> Supplied information:
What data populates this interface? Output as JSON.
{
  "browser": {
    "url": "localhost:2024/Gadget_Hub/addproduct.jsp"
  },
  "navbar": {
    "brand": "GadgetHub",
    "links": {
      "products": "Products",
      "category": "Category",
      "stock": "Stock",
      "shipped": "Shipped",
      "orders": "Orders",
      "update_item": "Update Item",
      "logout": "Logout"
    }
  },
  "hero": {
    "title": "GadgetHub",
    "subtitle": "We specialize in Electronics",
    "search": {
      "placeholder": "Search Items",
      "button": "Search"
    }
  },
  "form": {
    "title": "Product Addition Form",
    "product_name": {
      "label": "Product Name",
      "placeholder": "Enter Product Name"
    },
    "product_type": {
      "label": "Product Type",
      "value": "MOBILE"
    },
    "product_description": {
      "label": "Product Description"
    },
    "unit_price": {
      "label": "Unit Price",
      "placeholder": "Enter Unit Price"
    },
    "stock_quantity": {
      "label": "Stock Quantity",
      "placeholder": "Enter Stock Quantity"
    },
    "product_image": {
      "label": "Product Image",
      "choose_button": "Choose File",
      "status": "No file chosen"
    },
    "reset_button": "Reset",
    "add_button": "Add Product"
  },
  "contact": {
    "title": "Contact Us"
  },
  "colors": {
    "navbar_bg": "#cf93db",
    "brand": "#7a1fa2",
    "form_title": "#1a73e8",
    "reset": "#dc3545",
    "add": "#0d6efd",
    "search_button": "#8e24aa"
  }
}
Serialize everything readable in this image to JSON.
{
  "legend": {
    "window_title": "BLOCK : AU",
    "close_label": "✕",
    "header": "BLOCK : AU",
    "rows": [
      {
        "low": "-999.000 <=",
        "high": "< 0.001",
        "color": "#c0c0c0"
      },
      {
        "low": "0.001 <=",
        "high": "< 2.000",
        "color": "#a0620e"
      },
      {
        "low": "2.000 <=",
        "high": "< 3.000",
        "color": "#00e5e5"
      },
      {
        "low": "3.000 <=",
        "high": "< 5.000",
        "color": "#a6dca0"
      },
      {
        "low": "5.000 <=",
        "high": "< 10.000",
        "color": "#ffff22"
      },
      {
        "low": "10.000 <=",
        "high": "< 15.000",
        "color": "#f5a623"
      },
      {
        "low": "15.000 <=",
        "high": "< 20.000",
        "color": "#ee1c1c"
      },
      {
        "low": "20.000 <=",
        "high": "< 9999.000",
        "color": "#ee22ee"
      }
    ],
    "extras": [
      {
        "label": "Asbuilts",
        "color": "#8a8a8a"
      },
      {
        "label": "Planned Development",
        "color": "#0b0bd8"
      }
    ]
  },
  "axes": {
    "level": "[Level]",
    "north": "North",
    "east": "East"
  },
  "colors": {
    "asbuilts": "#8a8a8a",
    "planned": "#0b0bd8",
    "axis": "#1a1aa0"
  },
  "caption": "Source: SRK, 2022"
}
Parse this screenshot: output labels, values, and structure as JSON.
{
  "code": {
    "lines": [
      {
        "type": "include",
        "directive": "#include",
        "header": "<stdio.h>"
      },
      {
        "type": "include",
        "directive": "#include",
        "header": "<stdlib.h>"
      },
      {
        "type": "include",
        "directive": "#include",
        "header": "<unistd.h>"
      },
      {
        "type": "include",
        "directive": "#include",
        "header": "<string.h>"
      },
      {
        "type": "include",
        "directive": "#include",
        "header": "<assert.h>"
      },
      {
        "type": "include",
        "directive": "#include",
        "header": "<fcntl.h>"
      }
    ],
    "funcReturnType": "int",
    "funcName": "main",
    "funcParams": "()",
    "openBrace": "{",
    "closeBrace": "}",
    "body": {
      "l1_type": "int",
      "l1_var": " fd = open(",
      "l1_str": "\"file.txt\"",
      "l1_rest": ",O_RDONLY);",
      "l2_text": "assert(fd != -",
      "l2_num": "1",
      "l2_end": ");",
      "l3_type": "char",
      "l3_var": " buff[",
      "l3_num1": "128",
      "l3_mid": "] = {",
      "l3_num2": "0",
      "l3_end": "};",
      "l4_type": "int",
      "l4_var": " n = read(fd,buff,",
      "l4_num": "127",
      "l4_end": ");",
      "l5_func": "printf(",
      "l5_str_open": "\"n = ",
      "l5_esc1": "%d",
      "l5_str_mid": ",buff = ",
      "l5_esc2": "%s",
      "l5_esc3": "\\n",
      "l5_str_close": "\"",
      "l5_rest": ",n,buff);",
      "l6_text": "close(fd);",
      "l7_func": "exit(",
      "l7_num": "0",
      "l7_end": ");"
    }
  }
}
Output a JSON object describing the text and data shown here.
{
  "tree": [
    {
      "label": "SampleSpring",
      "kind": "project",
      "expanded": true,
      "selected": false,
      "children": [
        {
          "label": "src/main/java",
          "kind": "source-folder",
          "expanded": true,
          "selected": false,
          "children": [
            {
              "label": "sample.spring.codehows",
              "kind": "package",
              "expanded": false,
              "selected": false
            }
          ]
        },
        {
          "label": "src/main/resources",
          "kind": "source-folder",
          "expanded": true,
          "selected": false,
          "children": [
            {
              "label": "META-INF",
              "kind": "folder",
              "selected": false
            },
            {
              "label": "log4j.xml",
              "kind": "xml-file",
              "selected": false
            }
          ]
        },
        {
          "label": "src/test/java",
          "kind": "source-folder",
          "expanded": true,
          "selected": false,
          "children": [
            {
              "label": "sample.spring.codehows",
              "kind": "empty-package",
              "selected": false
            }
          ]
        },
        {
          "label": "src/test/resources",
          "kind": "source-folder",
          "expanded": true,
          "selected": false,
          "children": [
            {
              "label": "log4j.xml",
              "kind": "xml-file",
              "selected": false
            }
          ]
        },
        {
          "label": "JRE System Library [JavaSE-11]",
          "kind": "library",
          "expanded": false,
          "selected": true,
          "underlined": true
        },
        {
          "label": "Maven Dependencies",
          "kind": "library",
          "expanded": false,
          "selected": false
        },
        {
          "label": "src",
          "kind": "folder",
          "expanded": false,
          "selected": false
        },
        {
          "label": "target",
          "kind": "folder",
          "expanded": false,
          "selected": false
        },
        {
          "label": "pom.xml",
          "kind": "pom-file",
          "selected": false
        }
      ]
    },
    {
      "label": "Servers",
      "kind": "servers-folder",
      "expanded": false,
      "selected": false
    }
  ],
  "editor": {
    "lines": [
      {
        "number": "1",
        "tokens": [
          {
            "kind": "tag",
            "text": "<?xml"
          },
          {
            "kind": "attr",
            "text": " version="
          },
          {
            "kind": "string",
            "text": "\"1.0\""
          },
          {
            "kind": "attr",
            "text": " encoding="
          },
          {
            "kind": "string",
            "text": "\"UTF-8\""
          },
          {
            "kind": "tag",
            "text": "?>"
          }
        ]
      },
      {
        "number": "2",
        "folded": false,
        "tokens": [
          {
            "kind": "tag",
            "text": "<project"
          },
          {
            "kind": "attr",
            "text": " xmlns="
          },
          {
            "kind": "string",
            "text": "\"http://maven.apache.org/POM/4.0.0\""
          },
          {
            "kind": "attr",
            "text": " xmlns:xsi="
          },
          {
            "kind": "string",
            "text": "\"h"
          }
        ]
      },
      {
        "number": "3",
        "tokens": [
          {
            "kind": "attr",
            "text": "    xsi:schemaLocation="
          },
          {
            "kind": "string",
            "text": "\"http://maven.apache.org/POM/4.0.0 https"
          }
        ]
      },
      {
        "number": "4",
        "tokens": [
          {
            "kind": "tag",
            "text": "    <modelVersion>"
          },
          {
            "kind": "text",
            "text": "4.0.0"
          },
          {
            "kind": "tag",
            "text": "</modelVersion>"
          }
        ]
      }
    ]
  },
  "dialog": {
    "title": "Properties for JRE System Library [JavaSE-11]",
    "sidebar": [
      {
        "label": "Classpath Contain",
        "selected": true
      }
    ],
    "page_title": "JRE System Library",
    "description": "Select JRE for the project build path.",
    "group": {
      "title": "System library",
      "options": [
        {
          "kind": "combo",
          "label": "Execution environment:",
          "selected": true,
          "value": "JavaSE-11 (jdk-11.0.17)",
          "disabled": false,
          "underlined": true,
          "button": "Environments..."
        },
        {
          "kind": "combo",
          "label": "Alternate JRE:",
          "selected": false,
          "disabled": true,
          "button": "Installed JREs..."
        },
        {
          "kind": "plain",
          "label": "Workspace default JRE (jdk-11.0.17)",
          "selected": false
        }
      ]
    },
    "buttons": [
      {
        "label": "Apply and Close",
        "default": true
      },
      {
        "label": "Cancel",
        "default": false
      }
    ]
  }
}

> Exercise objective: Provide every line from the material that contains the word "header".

> Your solution:
    "header": "BLOCK : AU",
        "header": "<stdio.h>"
        "header": "<stdlib.h>"
        "header": "<unistd.h>"
        "header": "<string.h>"
        "header": "<assert.h>"
        "header": "<fcntl.h>"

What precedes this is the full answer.